Community Member

Could not think of a better title

we have been married for 40 years and all 3 children left home many years ago and have 2 grandchildren

in the past 6 months my husband has taken to going and sitting or lying in one of the spare rooms. He is in there for about 2 hours in the afternoon comes out when I say dinner is ready he then has his dinner and goes back in and then comes out again about 1030pm for bed. He reads in there or listens to music, he comes out sometimes to make a cup if tea or go to toilet but that's it. In the summer months he spends all his time outside

tonight he had dinner at 6pm put his plate in the sink and went to his room as he calls it its now coming up for 10pm and he hasn't appeared

he has been retired for 3 years plays bowls 2 days a week
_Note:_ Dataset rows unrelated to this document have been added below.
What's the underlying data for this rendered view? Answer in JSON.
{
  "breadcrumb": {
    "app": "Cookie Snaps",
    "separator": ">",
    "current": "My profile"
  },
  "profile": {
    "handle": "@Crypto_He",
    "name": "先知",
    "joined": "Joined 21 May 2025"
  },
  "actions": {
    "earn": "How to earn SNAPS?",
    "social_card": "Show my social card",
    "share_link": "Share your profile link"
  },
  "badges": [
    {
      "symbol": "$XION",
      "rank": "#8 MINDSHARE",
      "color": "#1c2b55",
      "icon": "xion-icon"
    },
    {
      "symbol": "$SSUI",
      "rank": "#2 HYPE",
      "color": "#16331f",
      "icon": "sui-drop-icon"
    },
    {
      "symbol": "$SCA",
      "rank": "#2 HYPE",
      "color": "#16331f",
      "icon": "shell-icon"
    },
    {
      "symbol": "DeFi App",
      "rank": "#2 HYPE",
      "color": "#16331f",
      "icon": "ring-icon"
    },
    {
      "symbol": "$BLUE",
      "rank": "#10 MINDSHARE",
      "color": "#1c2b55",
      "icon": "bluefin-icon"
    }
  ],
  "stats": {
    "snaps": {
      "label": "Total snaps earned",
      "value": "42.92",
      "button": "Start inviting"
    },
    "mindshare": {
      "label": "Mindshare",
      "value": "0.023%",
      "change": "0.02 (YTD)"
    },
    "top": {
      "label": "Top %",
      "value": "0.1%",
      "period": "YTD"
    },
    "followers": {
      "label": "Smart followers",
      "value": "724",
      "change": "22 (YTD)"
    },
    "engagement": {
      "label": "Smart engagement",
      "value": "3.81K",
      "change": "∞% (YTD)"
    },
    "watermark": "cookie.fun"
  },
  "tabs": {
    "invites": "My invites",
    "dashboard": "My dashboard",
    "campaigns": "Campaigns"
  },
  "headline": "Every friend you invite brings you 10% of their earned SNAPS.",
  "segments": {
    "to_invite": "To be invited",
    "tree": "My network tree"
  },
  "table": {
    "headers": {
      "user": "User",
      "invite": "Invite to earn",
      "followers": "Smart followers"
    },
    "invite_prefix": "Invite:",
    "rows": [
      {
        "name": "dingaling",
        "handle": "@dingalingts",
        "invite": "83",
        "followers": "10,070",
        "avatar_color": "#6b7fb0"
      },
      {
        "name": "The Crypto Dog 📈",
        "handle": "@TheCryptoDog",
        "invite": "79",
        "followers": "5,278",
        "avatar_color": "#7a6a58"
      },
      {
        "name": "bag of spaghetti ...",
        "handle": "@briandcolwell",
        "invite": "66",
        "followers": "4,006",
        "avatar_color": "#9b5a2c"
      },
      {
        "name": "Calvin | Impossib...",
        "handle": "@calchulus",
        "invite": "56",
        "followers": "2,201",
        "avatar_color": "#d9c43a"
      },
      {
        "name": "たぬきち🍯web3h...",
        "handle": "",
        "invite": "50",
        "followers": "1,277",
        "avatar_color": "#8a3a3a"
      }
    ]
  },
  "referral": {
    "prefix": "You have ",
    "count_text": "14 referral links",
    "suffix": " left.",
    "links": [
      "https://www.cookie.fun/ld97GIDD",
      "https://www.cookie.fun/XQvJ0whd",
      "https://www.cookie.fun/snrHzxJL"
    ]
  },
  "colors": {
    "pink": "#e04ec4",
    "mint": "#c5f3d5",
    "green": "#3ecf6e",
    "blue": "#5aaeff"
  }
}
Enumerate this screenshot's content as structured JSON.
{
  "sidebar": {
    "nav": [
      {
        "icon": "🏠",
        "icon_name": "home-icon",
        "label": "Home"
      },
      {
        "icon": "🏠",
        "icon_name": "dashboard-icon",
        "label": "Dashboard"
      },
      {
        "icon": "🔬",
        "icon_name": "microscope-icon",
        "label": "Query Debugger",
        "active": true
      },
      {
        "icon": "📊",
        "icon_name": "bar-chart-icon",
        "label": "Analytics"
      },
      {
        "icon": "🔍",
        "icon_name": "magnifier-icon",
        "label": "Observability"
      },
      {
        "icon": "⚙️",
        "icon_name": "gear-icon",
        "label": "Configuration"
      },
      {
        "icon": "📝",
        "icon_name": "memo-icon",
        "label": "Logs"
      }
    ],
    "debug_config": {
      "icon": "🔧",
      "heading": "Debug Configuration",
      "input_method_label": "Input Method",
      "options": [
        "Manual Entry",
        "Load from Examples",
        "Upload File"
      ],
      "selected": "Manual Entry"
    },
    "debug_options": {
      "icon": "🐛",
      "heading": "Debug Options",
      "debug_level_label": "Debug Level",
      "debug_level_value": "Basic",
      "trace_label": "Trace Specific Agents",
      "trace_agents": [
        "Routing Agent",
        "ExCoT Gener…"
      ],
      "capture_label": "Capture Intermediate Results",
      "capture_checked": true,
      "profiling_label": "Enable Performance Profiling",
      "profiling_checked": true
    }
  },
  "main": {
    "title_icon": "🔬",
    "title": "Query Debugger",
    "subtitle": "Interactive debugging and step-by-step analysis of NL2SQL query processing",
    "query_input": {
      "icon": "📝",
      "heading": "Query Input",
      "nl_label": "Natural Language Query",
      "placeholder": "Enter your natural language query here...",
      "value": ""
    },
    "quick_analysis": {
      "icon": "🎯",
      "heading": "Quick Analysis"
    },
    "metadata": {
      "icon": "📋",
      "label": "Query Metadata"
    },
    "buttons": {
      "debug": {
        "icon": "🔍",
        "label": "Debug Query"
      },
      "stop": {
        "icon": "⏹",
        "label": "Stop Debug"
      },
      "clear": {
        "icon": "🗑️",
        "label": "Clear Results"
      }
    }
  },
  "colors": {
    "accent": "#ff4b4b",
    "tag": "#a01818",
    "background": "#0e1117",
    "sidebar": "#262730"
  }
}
if I make arrangements for us to do things eg go to movies he will go, we go out in the mornings to the shops or for coffee and visit children and grandchildren.

i asked if he was feeling ok said yes any ideas on how to deal with this, it gets a bit lonely sitting by myself at night

i don't know if it's because we haven't been able to go on our usual holidays, 6 months ago we bought a small unit an hour away on coast with children and we go there for 2/3 days a week and guess what he spends all his time sitting outside on patio

he is 64 and is in good health he just seems to just want to sit and read

he is from an age where he doesn't discuss things, hates mobile phones and computers and if doesn't like something eg I spend time talking on the phone he doesn't speak to me for 2 or 3 days, that's not new.

I want to help or understand but how

2 Replies 2

Community Member

Hello Contrary Mary!

Its good that you have reached out ! I think you should keep talking to him, probably his attitude will change slowly. However, dont be too much affected by others' behaviour. I know its easier said than done. While you can try your best, but we can control others' behaviour only to some extent.

Thus you should also have something else to keep you occupied in a good way.

Champion Alumni
Champion Alumni

Hello Mary, before men retire they always believe that eventually, they will have time to do what they've always wanted to do, whether this is an interest they have or something new that's suddenly inspired them to do, but when retirement does happen, it's quite a shock to realise that they don't have any work commitments and may become feeling like their struggling with their mood.

My retirement was caused by how I was feeling, becoming depressed years ago, but I was too young and wanted to do so much more in hindsight, now I'm physically incapable and unable to, only passing on ways for other people, but my son has taken over and knows what to do, while the other son has learned so much.

Even though your husband is in good health, physically, doesn't mean that he's not feeling well mentally, although at 64 who is going to come out and say they're depressed, sometimes it doesn't occur to them they may need help, however, going to the movies is good, but perhaps all he wants to do is 'go with the flow' and doesn't or can't make decisions on his own, only do what he's told to do, I'm not sure Mary.

One way to help him is to ask whether or not he is interested in contacting the Men's Shed, people his age who get together and talk about anything that interests them and some of the men at bowls may also be going.

Mary, I know this must be lonely for you but both your children and grandkids must be a joy for you to entertain.

Hope to hear back from you.